Some meditations included in The Theory and Practice of Joy are in the form of poetry and sometimes come with instructions on the best way to practice a specific meditation or how to find and practice joy. Another one of my personal favorites is “Fuschia” [sic] on page 43, which begins:
Surrender. Give up. Accept the fact that you’re not going to solve all the world’s problems. You’re not going to become a star on Broadway or a sports hero over-night. By accepting that some goals are out of reach, you create a space for new goals that you can reach. You’ll find space to look at the goals that you’ve reached, perhaps not grandiose goals, but goals reached, never the less. …
To read the rest, you’ll have to obtain a copy for yourself, which can be done in a number of ways. It’s, of course, available through a certain online book retailer, but that would be the boring way to do it. And, although Rory’s primary objective isn’t making a profit (as demonstrated by the number of copies his wife routinely gives away for free), the neighborly thing to do would be to purchase the book locally or directly from Rory.
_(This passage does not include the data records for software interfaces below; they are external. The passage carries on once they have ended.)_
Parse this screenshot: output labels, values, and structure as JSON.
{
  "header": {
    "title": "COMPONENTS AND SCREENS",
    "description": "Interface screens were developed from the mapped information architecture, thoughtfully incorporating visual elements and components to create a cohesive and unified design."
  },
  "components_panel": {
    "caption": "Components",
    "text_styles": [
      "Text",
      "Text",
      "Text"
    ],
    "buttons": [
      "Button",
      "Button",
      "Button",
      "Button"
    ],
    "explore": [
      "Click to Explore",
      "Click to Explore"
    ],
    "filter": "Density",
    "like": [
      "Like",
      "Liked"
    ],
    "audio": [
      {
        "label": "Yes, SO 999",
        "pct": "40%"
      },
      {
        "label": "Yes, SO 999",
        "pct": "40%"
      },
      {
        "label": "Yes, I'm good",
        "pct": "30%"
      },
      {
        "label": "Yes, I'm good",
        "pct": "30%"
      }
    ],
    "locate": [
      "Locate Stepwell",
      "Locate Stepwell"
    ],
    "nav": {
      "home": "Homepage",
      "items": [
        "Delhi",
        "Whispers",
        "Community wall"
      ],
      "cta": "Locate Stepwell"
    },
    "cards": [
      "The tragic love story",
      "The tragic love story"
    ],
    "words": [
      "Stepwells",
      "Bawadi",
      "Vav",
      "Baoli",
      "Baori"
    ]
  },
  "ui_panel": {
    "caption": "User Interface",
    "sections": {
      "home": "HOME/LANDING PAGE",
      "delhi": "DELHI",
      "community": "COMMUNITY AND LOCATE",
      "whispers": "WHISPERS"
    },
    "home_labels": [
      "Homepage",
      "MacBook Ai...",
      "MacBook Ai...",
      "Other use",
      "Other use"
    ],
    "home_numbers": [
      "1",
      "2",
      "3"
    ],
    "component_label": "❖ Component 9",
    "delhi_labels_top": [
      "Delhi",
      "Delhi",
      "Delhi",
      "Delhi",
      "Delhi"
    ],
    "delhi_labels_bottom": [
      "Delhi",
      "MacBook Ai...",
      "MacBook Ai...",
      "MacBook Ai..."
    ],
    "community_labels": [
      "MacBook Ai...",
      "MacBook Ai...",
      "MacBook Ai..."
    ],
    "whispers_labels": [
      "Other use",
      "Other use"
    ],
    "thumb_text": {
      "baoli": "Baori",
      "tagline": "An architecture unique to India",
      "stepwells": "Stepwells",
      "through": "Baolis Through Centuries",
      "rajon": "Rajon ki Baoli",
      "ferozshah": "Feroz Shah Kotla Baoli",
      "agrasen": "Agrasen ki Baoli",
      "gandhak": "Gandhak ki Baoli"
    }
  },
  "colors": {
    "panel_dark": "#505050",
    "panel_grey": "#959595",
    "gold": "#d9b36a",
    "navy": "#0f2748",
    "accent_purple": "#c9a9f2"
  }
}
Hyper-locally, the book is available at Pacific Northwest Shop (4411 Wallingford Avenue N), which just opened its doors in Wallingford this month! The book will be offered at a special discount there through the end of the year. It’s also available nearby at The Herbalist (2106 NE 65th Street) and East West Bookshop (6407 12th Avenue NE). Rory offers discounted copies to doctors’ offices, physical therapists, and others in the healing trades, which have been the predominant buyers of multiple copies. This isn’t surprising given the intention and purpose of the book—it is itself a tool for healing and self-help. Rory regularly hears feedback from readers who have found healing—both emotionally and physically—by following and practicing his meditation instructions. Some keep a copy on their coffee table; others carry their copy wherever they go! According to Rory, his book appeals to, and helps, people from their twenties, all the way to their sixties, and beyond.
You can also send Rory an email ([email protected]) and a good old-fashioned check to get a copy by mail. But the best (and most fun!) way to get a copy would be to meet Rory at a neighborhood coffee shop. He would love to share his book with you in person, and maybe even a few coyote stories.
And that would be the true bohemian way.
One last tidbit of neighborly wisdom from the book:
A chocolate bar,
A favorite place,
Memories of a mutual loved one.
Share the wisdom you have acquired.
Share your time.
Take time to call friends or relatives, for no reason except to spend time with them.
Visit those you love and those who love you.
Visit shut-ins and people who are lonely.
Get to know your neighbors.